Data about app and page elements
***
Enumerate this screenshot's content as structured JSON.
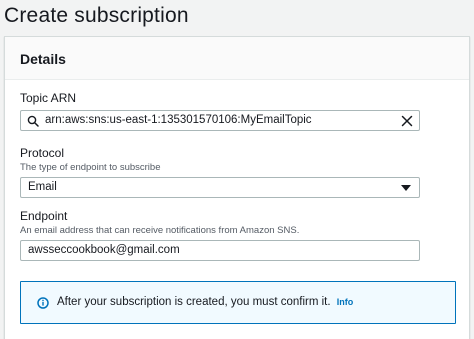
{
  "page": {
    "title": "Create subscription"
  },
  "details": {
    "heading": "Details",
    "topic_arn": {
      "label": "Topic ARN",
      "value": "arn:aws:sns:us-east-1:135301570106:MyEmailTopic"
    },
    "protocol": {
      "label": "Protocol",
      "description": "The type of endpoint to subscribe",
      "value": "Email"
    },
    "endpoint": {
      "label": "Endpoint",
      "description": "An email address that can receive notifications from Amazon SNS.",
      "value": "awsseccookbook@gmail.com"
    },
    "alert": {
      "message": "After your subscription is created, you must confirm it.",
      "link_label": "Info"
    }
  },
  "colors": {
    "background": "#f2f3f3",
    "link": "#0073bb",
    "alert_background": "#f1faff",
    "alert_border": "#0073bb"
  },
  "icons": [
    "search-icon",
    "clear-icon",
    "caret-down-icon",
    "info-icon"
  ]
}
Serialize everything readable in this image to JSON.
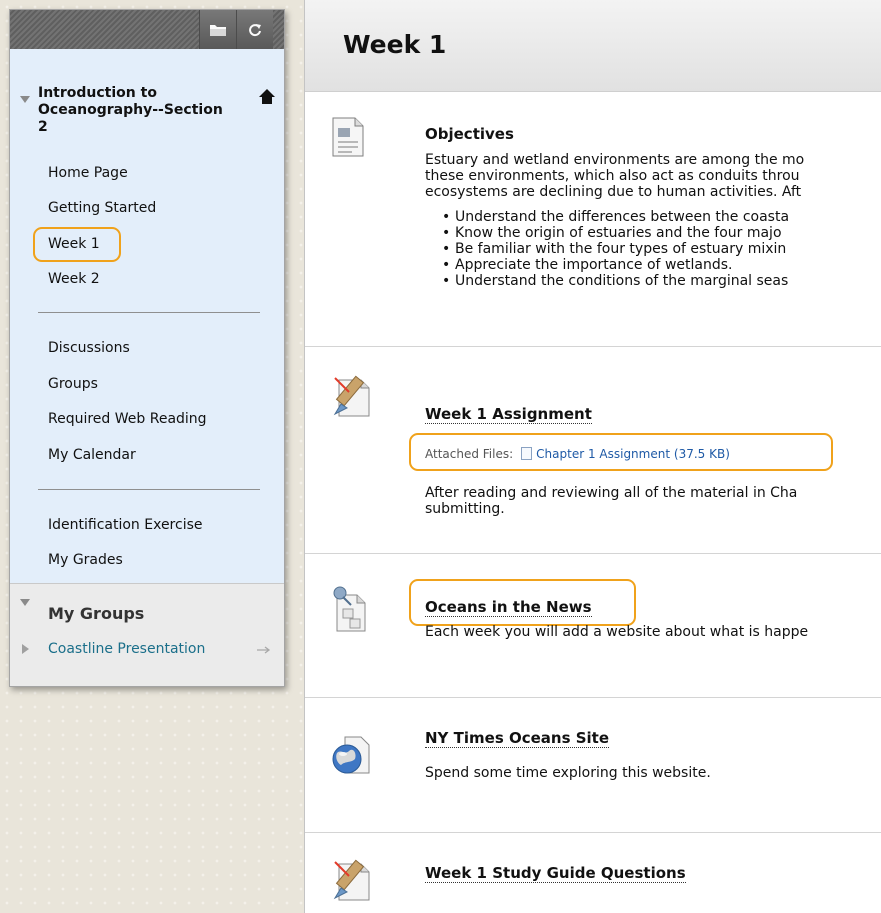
{
  "sidebar": {
    "course_title": "Introduction to Oceanography--Section 2",
    "course_title_lines": [
      "Introduction to",
      "Oceanography--Section",
      "2"
    ],
    "links_group1": [
      "Home Page",
      "Getting Started",
      "Week 1",
      "Week 2"
    ],
    "links_group2": [
      "Discussions",
      "Groups",
      "Required Web Reading",
      "My Calendar"
    ],
    "links_group3": [
      "Identification Exercise",
      "My Grades"
    ],
    "selected": "Week 1",
    "my_groups_title": "My Groups",
    "group_item": "Coastline Presentation",
    "icons": [
      "folder-icon",
      "refresh-icon",
      "home-icon",
      "arrow-right-icon"
    ]
  },
  "main": {
    "page_title": "Week 1",
    "items": [
      {
        "title": "Objectives",
        "icon": "document-icon",
        "paragraph": [
          "Estuary and wetland environments are among the mo",
          "these environments, which also act as conduits throu",
          "ecosystems are declining due to human activities. Aft"
        ],
        "bullets": [
          "Understand the differences between the coasta",
          "Know the origin of estuaries and the four majo",
          "Be familiar with the four types of estuary mixin",
          "Appreciate the importance of wetlands.",
          "Understand the conditions of the marginal seas"
        ]
      },
      {
        "title": "Week 1 Assignment",
        "icon": "assignment-icon",
        "attached_label": "Attached Files:",
        "attached_file": "Chapter 1 Assignment",
        "attached_size": "(37.5 KB)",
        "text": [
          "After reading and reviewing all of the material in Cha",
          "submitting."
        ]
      },
      {
        "title": "Oceans in the News",
        "icon": "blog-icon",
        "text": [
          "Each week you will add a website about what is happe"
        ]
      },
      {
        "title": "NY Times Oceans Site",
        "icon": "globe-icon",
        "text": [
          "Spend some time exploring this website."
        ]
      },
      {
        "title": "Week 1 Study Guide Questions",
        "icon": "assignment-icon"
      }
    ]
  },
  "colors": {
    "highlight": "#f0a21b",
    "sidebar_bg": "#e3eefa",
    "link_blue": "#1f5aa6",
    "group_link": "#1b6f8a"
  }
}
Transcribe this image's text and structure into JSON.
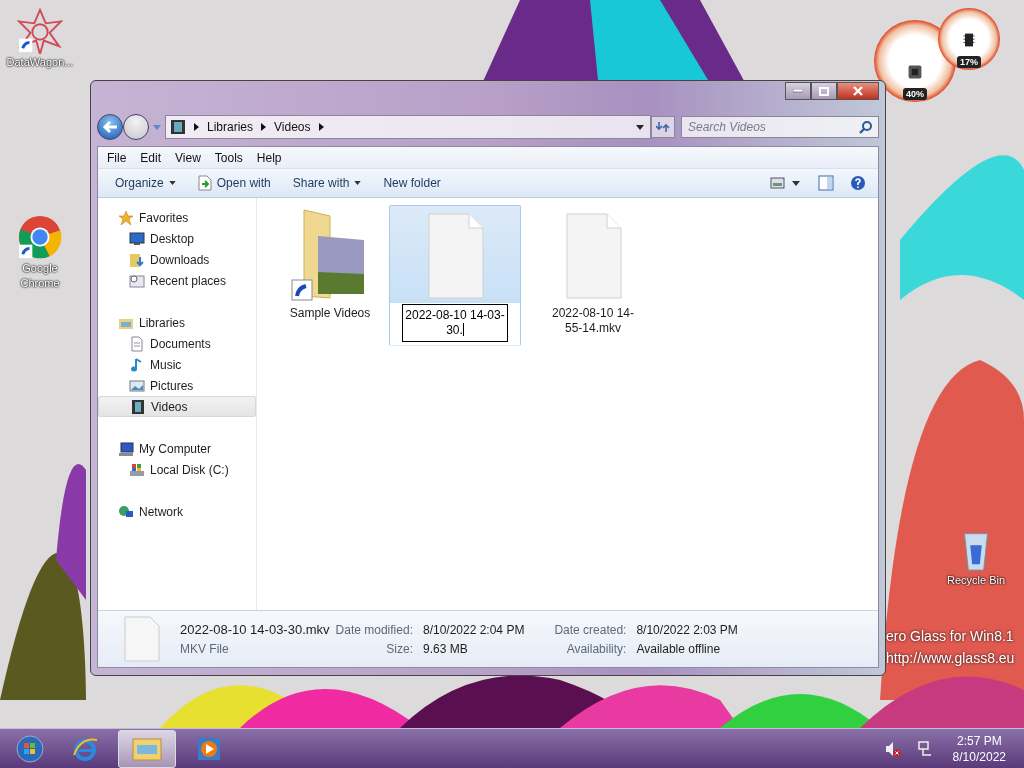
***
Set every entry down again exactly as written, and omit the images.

Enumerate this screenshot's content as structured JSON.
{
  "page": {
    "title": "Create subscription"
  },
  "details": {
    "heading": "Details",
    "topic_arn": {
      "label": "Topic ARN",
      "value": "arn:aws:sns:us-east-1:135301570106:MyEmailTopic"
    },
    "protocol": {
      "label": "Protocol",
      "description": "The type of endpoint to subscribe",
      "value": "Email"
    },
    "endpoint": {
      "label": "Endpoint",
      "description": "An email address that can receive notifications from Amazon SNS.",
      "value": "awsseccookbook@gmail.com"
    },
    "alert": {
      "message": "After your subscription is created, you must confirm it.",
      "link_label": "Info"
    }
  },
  "colors": {
    "background": "#f2f3f3",
    "link": "#0073bb",
    "alert_background": "#f1faff",
    "alert_border": "#0073bb"
  },
  "icons": [
    "search-icon",
    "clear-icon",
    "caret-down-icon",
    "info-icon"
  ]
}
Serialize everything readable in this image to JSON.
{
  "sidebar": {
    "course_title": "Introduction to Oceanography--Section 2",
    "course_title_lines": [
      "Introduction to",
      "Oceanography--Section",
      "2"
    ],
    "links_group1": [
      "Home Page",
      "Getting Started",
      "Week 1",
      "Week 2"
    ],
    "links_group2": [
      "Discussions",
      "Groups",
      "Required Web Reading",
      "My Calendar"
    ],
    "links_group3": [
      "Identification Exercise",
      "My Grades"
    ],
    "selected": "Week 1",
    "my_groups_title": "My Groups",
    "group_item": "Coastline Presentation",
    "icons": [
      "folder-icon",
      "refresh-icon",
      "home-icon",
      "arrow-right-icon"
    ]
  },
  "main": {
    "page_title": "Week 1",
    "items": [
      {
        "title": "Objectives",
        "icon": "document-icon",
        "paragraph": [
          "Estuary and wetland environments are among the mo",
          "these environments, which also act as conduits throu",
          "ecosystems are declining due to human activities. Aft"
        ],
        "bullets": [
          "Understand the differences between the coasta",
          "Know the origin of estuaries and the four majo",
          "Be familiar with the four types of estuary mixin",
          "Appreciate the importance of wetlands.",
          "Understand the conditions of the marginal seas"
        ]
      },
      {
        "title": "Week 1 Assignment",
        "icon": "assignment-icon",
        "attached_label": "Attached Files:",
        "attached_file": "Chapter 1 Assignment",
        "attached_size": "(37.5 KB)",
        "text": [
          "After reading and reviewing all of the material in Cha",
          "submitting."
        ]
      },
      {
        "title": "Oceans in the News",
        "icon": "blog-icon",
        "text": [
          "Each week you will add a website about what is happe"
        ]
      },
      {
        "title": "NY Times Oceans Site",
        "icon": "globe-icon",
        "text": [
          "Spend some time exploring this website."
        ]
      },
      {
        "title": "Week 1 Study Guide Questions",
        "icon": "assignment-icon"
      }
    ]
  },
  "colors": {
    "highlight": "#f0a21b",
    "sidebar_bg": "#e3eefa",
    "link_blue": "#1f5aa6",
    "group_link": "#1b6f8a"
  }
}
Transcribe this image's text and structure into JSON.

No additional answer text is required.